-- Opening Marker --

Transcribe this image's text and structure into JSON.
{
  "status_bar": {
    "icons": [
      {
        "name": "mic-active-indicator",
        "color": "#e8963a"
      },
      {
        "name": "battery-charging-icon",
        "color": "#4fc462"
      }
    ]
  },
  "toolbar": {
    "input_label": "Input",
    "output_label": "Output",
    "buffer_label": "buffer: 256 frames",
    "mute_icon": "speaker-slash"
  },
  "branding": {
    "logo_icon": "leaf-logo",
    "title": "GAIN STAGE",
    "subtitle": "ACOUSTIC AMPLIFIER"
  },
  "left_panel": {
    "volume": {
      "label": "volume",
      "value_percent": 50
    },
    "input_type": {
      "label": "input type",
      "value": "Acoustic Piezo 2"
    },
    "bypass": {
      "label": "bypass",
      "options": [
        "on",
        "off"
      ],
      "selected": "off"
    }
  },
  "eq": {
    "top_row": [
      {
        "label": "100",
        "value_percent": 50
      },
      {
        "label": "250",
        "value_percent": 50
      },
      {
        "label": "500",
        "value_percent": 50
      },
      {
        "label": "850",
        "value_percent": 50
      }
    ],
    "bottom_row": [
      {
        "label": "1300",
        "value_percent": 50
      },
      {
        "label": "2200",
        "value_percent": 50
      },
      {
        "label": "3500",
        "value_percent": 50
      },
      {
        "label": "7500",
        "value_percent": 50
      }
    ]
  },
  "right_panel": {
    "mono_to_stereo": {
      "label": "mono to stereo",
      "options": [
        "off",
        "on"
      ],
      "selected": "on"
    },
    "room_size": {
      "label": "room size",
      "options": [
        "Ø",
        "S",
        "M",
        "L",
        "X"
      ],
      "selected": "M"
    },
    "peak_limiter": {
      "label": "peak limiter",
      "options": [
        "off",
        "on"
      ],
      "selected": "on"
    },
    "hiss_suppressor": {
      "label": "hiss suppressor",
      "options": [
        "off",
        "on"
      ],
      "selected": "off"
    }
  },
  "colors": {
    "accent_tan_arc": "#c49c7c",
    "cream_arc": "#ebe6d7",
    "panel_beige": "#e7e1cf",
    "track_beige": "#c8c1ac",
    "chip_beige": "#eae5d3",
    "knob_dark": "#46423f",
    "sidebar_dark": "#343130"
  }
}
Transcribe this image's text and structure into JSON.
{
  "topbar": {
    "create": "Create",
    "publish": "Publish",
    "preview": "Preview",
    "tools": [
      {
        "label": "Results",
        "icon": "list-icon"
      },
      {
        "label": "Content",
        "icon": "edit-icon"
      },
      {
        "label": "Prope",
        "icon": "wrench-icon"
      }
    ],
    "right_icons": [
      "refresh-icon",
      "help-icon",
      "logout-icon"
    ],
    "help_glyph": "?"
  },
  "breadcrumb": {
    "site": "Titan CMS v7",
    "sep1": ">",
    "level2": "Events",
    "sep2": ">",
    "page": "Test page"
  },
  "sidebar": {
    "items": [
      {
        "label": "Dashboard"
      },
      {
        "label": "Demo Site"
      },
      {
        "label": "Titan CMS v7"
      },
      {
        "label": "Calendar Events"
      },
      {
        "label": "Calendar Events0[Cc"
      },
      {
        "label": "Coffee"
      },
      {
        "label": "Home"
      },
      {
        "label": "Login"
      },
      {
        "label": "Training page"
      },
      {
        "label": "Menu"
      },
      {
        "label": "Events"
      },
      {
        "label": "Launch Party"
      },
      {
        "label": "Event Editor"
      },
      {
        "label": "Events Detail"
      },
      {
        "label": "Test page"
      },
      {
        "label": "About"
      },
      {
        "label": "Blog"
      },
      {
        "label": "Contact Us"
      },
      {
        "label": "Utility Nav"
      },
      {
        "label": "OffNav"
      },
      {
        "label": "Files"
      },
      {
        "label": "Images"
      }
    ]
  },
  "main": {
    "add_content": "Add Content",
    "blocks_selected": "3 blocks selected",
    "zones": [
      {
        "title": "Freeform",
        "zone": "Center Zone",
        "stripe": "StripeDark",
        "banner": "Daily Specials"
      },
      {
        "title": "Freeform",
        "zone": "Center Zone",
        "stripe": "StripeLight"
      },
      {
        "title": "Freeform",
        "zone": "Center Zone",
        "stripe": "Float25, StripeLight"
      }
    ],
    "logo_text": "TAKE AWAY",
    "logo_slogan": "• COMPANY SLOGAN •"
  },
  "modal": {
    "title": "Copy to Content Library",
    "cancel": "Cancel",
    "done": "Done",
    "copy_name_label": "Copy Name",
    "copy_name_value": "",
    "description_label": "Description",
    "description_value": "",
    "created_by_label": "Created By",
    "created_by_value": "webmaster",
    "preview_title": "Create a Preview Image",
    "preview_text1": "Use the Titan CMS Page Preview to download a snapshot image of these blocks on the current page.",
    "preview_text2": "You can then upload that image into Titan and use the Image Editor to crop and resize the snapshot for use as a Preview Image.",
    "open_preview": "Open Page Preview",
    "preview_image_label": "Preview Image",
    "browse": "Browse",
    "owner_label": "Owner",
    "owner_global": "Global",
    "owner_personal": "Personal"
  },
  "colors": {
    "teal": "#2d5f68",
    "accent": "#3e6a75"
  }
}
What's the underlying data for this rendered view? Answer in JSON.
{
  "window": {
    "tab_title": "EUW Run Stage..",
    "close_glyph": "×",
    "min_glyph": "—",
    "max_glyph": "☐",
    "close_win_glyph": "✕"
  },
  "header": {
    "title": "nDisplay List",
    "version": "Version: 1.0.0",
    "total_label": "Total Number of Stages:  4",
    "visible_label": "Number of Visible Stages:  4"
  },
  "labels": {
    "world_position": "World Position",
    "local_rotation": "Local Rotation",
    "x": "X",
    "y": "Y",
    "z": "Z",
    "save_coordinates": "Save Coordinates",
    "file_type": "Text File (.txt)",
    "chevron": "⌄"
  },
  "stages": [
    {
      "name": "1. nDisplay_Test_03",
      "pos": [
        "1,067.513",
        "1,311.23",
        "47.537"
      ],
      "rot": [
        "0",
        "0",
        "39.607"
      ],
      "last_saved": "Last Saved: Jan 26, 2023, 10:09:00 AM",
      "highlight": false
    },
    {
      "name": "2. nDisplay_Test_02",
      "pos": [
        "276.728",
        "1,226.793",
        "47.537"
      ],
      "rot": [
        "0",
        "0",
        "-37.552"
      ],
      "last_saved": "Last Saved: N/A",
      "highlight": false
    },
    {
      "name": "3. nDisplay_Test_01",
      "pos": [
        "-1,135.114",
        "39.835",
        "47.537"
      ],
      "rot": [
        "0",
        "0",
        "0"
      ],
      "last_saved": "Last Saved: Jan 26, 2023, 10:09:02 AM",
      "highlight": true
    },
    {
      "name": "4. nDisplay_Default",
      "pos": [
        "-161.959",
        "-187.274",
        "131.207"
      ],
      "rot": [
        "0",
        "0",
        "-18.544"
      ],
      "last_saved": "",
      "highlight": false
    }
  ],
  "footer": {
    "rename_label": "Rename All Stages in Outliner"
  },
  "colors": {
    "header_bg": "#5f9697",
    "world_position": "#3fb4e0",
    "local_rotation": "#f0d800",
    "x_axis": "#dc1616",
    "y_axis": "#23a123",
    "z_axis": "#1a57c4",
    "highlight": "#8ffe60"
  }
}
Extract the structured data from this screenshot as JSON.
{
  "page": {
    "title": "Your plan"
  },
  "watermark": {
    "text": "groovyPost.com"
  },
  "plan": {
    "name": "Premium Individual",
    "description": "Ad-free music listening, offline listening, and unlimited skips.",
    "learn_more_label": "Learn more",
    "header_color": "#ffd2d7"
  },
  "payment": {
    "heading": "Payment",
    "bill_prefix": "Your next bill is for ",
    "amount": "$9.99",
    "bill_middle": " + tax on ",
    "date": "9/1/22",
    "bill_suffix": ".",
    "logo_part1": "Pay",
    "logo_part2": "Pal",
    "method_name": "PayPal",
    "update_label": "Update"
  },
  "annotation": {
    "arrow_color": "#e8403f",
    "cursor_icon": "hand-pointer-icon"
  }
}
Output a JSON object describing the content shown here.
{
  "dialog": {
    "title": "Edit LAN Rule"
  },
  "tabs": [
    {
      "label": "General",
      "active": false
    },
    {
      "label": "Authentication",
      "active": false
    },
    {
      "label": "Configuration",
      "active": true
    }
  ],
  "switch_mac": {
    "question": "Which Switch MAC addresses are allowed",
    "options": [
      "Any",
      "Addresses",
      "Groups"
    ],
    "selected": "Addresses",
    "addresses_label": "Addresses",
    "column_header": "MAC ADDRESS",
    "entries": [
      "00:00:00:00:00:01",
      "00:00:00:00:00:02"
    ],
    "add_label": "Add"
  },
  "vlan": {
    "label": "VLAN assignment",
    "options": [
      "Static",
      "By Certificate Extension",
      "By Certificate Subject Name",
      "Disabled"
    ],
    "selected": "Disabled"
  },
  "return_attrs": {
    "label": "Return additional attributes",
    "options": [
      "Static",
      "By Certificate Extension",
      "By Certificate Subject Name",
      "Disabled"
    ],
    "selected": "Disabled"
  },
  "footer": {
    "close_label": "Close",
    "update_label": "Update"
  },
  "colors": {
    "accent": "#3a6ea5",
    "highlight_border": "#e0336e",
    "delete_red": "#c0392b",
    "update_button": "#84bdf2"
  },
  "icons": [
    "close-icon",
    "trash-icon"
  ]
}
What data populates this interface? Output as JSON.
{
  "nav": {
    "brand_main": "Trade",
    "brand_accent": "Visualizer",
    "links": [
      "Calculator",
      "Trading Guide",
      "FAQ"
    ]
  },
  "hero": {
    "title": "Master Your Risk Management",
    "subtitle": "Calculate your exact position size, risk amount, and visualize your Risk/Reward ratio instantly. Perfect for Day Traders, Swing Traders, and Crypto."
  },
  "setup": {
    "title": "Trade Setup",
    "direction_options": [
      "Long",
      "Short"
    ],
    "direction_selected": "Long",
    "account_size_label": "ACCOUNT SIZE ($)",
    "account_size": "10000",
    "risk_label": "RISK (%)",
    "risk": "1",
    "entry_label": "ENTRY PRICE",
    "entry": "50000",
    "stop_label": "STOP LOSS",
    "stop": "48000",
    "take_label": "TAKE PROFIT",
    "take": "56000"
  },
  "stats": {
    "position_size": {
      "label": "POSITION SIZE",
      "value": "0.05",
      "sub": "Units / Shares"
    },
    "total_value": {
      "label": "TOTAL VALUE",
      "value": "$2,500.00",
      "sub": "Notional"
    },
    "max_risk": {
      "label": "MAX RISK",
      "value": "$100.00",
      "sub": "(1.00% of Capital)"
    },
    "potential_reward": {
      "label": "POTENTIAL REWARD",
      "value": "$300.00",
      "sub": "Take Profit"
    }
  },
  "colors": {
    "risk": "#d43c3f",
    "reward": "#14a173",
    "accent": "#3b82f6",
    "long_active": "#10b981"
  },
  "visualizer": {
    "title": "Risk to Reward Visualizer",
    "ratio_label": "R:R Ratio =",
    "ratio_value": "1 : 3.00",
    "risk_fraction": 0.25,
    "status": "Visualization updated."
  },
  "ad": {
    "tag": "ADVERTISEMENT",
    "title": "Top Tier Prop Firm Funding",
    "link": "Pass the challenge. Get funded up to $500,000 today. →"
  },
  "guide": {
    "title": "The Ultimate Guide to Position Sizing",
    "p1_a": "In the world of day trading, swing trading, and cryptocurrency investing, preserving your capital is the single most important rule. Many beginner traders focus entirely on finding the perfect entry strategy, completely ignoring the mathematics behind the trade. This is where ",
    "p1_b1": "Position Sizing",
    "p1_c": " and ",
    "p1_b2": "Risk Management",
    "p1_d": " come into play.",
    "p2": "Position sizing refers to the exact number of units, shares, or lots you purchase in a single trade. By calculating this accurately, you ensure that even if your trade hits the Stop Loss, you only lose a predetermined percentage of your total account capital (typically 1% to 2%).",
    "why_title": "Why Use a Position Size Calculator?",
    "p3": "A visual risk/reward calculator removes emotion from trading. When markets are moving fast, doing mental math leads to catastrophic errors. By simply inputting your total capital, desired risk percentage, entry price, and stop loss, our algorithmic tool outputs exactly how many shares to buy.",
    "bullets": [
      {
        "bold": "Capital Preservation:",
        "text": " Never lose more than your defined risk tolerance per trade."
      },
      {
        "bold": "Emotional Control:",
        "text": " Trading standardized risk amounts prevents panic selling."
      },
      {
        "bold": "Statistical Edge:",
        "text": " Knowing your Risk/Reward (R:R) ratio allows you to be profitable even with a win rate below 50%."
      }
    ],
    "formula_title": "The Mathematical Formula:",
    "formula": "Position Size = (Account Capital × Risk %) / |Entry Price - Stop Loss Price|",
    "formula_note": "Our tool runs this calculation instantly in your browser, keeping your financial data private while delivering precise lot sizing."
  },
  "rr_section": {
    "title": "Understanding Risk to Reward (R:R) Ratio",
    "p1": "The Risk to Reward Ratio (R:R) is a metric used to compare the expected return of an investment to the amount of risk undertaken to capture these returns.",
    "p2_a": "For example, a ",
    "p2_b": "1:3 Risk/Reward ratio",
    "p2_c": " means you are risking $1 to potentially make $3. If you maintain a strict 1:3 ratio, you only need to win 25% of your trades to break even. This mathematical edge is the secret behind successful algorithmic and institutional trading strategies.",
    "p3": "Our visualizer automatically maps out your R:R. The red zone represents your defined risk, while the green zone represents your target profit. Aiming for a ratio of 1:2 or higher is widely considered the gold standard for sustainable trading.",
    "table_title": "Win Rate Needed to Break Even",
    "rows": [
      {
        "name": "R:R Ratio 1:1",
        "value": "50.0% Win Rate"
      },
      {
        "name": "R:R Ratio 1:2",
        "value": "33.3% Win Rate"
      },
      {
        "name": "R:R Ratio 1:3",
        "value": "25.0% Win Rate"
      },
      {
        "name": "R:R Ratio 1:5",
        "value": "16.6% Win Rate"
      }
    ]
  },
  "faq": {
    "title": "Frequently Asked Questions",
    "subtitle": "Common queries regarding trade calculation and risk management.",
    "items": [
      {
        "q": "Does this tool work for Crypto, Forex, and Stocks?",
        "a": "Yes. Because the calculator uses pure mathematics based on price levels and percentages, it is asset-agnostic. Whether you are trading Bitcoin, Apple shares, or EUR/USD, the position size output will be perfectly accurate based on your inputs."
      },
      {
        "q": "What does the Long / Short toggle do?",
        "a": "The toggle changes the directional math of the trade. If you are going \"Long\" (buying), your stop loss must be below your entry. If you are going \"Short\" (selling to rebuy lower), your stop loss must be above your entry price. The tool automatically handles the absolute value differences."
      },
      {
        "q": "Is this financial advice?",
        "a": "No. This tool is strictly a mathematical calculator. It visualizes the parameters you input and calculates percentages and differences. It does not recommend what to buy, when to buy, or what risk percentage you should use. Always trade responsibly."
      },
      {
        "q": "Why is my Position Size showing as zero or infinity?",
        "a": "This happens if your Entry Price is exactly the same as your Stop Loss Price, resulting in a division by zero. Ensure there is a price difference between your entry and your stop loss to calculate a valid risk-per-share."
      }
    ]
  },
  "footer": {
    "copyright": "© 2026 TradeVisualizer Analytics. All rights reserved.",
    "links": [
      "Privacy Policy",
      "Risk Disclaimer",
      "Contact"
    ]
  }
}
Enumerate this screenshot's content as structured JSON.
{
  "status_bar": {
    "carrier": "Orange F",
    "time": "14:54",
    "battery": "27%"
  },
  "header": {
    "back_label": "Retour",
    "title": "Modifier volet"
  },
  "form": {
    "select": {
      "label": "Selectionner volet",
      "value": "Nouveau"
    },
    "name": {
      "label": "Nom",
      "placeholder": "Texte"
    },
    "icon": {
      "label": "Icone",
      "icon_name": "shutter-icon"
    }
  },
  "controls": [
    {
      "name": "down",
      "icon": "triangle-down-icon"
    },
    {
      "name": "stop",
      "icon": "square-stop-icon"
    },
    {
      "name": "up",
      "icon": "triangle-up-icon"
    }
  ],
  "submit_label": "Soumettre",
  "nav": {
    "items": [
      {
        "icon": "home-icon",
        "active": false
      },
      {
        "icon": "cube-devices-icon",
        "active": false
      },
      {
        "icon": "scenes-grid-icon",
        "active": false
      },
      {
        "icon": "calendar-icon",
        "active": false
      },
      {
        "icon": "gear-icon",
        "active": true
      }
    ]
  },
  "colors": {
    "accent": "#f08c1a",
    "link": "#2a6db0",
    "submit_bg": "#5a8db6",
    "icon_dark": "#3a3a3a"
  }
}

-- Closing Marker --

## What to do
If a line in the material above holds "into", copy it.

## Solution for this task
Transcribe this image's text and structure into JSON.
Transcribe this image's text and structure into JSON.
    "preview_text2": "You can then upload that image into Titan and use the Image Editor to crop and resize the snapshot for use as a Preview Image.",
    "p1_d": " come into play.",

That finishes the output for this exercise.